*** Opening of Data for this task ***

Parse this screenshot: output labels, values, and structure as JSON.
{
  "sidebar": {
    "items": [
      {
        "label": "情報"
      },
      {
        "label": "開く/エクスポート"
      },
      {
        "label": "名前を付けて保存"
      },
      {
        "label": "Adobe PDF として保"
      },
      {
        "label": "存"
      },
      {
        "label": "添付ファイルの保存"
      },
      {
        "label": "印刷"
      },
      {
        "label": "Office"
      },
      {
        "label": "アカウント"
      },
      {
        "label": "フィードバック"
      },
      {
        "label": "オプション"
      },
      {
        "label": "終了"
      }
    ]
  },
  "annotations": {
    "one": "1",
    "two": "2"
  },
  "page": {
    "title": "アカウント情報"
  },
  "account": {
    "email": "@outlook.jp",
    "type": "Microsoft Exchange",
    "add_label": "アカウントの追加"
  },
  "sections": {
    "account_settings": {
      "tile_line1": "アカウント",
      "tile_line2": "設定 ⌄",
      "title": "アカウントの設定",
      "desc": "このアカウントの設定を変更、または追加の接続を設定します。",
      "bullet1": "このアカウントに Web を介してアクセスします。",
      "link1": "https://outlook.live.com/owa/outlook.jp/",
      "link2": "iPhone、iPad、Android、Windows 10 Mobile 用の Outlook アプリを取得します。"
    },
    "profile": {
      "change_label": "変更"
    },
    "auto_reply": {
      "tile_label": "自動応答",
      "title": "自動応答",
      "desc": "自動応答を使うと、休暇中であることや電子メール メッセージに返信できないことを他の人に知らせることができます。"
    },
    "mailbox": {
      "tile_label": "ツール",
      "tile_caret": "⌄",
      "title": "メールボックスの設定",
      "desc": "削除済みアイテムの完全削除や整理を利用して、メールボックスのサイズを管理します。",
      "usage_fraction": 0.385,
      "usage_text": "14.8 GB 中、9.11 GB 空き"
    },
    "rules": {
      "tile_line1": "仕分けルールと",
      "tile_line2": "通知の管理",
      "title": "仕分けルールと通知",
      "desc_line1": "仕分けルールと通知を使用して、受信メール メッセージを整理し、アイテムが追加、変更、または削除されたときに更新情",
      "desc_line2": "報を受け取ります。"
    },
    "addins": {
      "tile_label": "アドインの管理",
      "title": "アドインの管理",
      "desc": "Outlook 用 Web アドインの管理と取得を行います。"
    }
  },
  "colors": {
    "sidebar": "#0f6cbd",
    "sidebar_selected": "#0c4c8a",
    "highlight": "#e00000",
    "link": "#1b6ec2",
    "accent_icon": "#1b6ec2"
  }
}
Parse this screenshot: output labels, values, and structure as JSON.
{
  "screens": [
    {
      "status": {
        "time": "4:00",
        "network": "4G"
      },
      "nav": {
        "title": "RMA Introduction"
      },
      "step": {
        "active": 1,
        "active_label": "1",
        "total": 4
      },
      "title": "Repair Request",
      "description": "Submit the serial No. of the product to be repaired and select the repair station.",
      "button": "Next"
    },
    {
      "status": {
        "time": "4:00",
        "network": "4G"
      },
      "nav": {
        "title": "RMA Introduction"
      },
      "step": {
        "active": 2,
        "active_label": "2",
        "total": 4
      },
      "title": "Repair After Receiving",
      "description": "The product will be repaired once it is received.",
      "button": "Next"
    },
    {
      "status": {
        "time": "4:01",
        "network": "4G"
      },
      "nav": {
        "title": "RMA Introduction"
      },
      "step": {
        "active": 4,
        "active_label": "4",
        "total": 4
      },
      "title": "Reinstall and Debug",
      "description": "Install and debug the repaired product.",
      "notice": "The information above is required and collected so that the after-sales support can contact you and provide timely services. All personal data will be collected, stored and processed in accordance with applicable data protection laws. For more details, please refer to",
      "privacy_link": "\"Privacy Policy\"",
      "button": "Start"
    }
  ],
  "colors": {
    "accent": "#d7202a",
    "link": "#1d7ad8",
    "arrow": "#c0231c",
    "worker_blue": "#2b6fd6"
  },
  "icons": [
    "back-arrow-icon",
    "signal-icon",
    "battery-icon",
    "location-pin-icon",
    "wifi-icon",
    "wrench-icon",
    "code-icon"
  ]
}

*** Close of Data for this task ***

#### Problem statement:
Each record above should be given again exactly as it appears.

#### Task result:
Parse this screenshot: output labels, values, and structure as JSON.
{
  "sidebar": {
    "items": [
      {
        "label": "情報"
      },
      {
        "label": "開く/エクスポート"
      },
      {
        "label": "名前を付けて保存"
      },
      {
        "label": "Adobe PDF として保"
      },
      {
        "label": "存"
      },
      {
        "label": "添付ファイルの保存"
      },
      {
        "label": "印刷"
      },
      {
        "label": "Office"
      },
      {
        "label": "アカウント"
      },
      {
        "label": "フィードバック"
      },
      {
        "label": "オプション"
      },
      {
        "label": "終了"
      }
    ]
  },
  "annotations": {
    "one": "1",
    "two": "2"
  },
  "page": {
    "title": "アカウント情報"
  },
  "account": {
    "email": "@outlook.jp",
    "type": "Microsoft Exchange",
    "add_label": "アカウントの追加"
  },
  "sections": {
    "account_settings": {
      "tile_line1": "アカウント",
      "tile_line2": "設定 ⌄",
      "title": "アカウントの設定",
      "desc": "このアカウントの設定を変更、または追加の接続を設定します。",
      "bullet1": "このアカウントに Web を介してアクセスします。",
      "link1": "https://outlook.live.com/owa/outlook.jp/",
      "link2": "iPhone、iPad、Android、Windows 10 Mobile 用の Outlook アプリを取得します。"
    },
    "profile": {
      "change_label": "変更"
    },
    "auto_reply": {
      "tile_label": "自動応答",
      "title": "自動応答",
      "desc": "自動応答を使うと、休暇中であることや電子メール メッセージに返信できないことを他の人に知らせることができます。"
    },
    "mailbox": {
      "tile_label": "ツール",
      "tile_caret": "⌄",
      "title": "メールボックスの設定",
      "desc": "削除済みアイテムの完全削除や整理を利用して、メールボックスのサイズを管理します。",
      "usage_fraction": 0.385,
      "usage_text": "14.8 GB 中、9.11 GB 空き"
    },
    "rules": {
      "tile_line1": "仕分けルールと",
      "tile_line2": "通知の管理",
      "title": "仕分けルールと通知",
      "desc_line1": "仕分けルールと通知を使用して、受信メール メッセージを整理し、アイテムが追加、変更、または削除されたときに更新情",
      "desc_line2": "報を受け取ります。"
    },
    "addins": {
      "tile_label": "アドインの管理",
      "title": "アドインの管理",
      "desc": "Outlook 用 Web アドインの管理と取得を行います。"
    }
  },
  "colors": {
    "sidebar": "#0f6cbd",
    "sidebar_selected": "#0c4c8a",
    "highlight": "#e00000",
    "link": "#1b6ec2",
    "accent_icon": "#1b6ec2"
  }
}
Parse this screenshot: output labels, values, and structure as JSON.
{
  "screens": [
    {
      "status": {
        "time": "4:00",
        "network": "4G"
      },
      "nav": {
        "title": "RMA Introduction"
      },
      "step": {
        "active": 1,
        "active_label": "1",
        "total": 4
      },
      "title": "Repair Request",
      "description": "Submit the serial No. of the product to be repaired and select the repair station.",
      "button": "Next"
    },
    {
      "status": {
        "time": "4:00",
        "network": "4G"
      },
      "nav": {
        "title": "RMA Introduction"
      },
      "step": {
        "active": 2,
        "active_label": "2",
        "total": 4
      },
      "title": "Repair After Receiving",
      "description": "The product will be repaired once it is received.",
      "button": "Next"
    },
    {
      "status": {
        "time": "4:01",
        "network": "4G"
      },
      "nav": {
        "title": "RMA Introduction"
      },
      "step": {
        "active": 4,
        "active_label": "4",
        "total": 4
      },
      "title": "Reinstall and Debug",
      "description": "Install and debug the repaired product.",
      "notice": "The information above is required and collected so that the after-sales support can contact you and provide timely services. All personal data will be collected, stored and processed in accordance with applicable data protection laws. For more details, please refer to",
      "privacy_link": "\"Privacy Policy\"",
      "button": "Start"
    }
  ],
  "colors": {
    "accent": "#d7202a",
    "link": "#1d7ad8",
    "arrow": "#c0231c",
    "worker_blue": "#2b6fd6"
  },
  "icons": [
    "back-arrow-icon",
    "signal-icon",
    "battery-icon",
    "location-pin-icon",
    "wifi-icon",
    "wrench-icon",
    "code-icon"
  ]
}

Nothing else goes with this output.